Using a mold release agent is a good solution to help separate the part from the mold. Silicone mold release agents are compatible with Formlabs Grey Pro Resin, High Temp Resin, and Rigid 10K Resin. Novus Applications uses solutions from Slide and Braskem uses the MR303 silicone food grade release agent from Sprayon.
Q: Could we consider electroplating the printed mold to extend its lifetime?
SLA 3D printed parts can be electroplated—watch our webinar on this topic to learn more about it. Whether electroplating extends the lifetime of 3D printed molds is not something we can comment on at this time.
Q: Can you use Formlabs 3D printed parts for other molding processes?
Yes. Engineers and manufacturers have adopted 3D printing for various mold-making techniques across a wide range of industries. Visit our resources site to learn more about using 3D printed molds and patterns for techniques such as thermoforming, silicone molding, sand casting, investment casting, laminating processes.

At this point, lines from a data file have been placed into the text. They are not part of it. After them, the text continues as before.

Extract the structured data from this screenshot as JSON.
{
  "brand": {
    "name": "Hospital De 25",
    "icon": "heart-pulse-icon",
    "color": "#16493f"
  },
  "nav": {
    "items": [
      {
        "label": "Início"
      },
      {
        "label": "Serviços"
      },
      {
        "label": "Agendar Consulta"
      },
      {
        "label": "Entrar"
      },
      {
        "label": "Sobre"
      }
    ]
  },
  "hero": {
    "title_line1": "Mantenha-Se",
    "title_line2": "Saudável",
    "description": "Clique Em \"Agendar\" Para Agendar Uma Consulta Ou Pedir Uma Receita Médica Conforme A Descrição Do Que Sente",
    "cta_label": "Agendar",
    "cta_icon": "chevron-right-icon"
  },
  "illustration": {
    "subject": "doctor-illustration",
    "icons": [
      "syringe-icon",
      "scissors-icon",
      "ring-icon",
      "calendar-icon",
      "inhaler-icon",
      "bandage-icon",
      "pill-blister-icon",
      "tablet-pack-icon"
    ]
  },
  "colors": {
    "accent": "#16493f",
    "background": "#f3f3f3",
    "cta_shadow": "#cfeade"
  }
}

Do you have more questions about using 3D printing for injection molding? Download the white paper and watch the webinar for detailed guidelines and real-life case studies or contact our sales team directly.